ACTIVITY: Copy every line below where the string "change" is found.
** Opening RECORDS FOR THE TASK block **
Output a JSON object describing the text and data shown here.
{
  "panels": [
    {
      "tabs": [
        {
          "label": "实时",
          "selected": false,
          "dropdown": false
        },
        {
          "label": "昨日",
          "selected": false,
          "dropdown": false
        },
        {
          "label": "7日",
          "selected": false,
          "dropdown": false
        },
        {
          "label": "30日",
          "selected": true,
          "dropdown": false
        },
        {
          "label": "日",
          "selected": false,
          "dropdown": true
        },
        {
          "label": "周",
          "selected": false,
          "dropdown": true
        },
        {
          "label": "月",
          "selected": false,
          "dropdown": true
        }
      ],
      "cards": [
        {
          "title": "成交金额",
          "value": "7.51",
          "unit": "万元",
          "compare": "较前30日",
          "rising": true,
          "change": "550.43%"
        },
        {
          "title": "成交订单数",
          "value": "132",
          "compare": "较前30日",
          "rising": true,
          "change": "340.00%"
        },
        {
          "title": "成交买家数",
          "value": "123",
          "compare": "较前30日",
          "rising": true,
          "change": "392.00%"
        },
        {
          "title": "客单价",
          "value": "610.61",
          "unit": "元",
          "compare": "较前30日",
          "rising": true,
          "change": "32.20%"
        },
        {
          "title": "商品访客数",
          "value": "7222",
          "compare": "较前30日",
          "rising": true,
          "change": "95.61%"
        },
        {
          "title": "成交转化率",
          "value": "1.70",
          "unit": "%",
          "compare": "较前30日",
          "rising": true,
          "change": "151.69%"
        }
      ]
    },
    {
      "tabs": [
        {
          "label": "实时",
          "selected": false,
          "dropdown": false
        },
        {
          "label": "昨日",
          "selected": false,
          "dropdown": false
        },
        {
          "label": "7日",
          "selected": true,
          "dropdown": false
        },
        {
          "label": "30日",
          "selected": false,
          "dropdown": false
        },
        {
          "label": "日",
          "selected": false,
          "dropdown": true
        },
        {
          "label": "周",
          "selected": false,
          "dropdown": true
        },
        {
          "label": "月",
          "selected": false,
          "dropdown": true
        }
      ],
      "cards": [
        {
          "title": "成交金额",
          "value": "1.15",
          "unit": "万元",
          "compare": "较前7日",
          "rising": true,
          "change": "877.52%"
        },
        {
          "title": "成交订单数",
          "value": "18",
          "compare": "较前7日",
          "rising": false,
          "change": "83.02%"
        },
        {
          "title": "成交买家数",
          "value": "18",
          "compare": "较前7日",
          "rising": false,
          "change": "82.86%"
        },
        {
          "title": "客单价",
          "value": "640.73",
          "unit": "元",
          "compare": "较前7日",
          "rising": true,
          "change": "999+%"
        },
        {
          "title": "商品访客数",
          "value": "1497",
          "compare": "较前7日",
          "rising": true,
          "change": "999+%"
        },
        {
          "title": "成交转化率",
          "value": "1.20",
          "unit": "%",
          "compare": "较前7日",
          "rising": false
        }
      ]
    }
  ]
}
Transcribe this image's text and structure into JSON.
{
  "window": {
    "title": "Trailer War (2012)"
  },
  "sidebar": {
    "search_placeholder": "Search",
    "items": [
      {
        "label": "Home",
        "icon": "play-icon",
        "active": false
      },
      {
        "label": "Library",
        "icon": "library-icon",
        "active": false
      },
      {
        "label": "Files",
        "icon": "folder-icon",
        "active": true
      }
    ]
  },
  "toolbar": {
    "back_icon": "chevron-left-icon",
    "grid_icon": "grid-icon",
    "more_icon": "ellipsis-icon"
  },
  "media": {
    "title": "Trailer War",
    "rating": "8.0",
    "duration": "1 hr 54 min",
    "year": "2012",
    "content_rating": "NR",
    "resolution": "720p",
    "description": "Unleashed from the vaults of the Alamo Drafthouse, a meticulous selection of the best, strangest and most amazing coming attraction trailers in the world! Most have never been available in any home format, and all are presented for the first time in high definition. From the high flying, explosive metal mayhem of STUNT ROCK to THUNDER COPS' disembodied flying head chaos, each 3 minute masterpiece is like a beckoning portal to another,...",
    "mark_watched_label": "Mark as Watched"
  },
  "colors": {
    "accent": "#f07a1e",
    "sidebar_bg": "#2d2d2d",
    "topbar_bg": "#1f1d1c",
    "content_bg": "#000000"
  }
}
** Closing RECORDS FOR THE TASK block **
SOLUTION TO THE PROBLEM:
          "change": "550.43%"
          "change": "340.00%"
          "change": "392.00%"
          "change": "32.20%"
          "change": "95.61%"
          "change": "151.69%"
          "change": "877.52%"
          "change": "83.02%"
          "change": "82.86%"
          "change": "999+%"
          "change": "999+%"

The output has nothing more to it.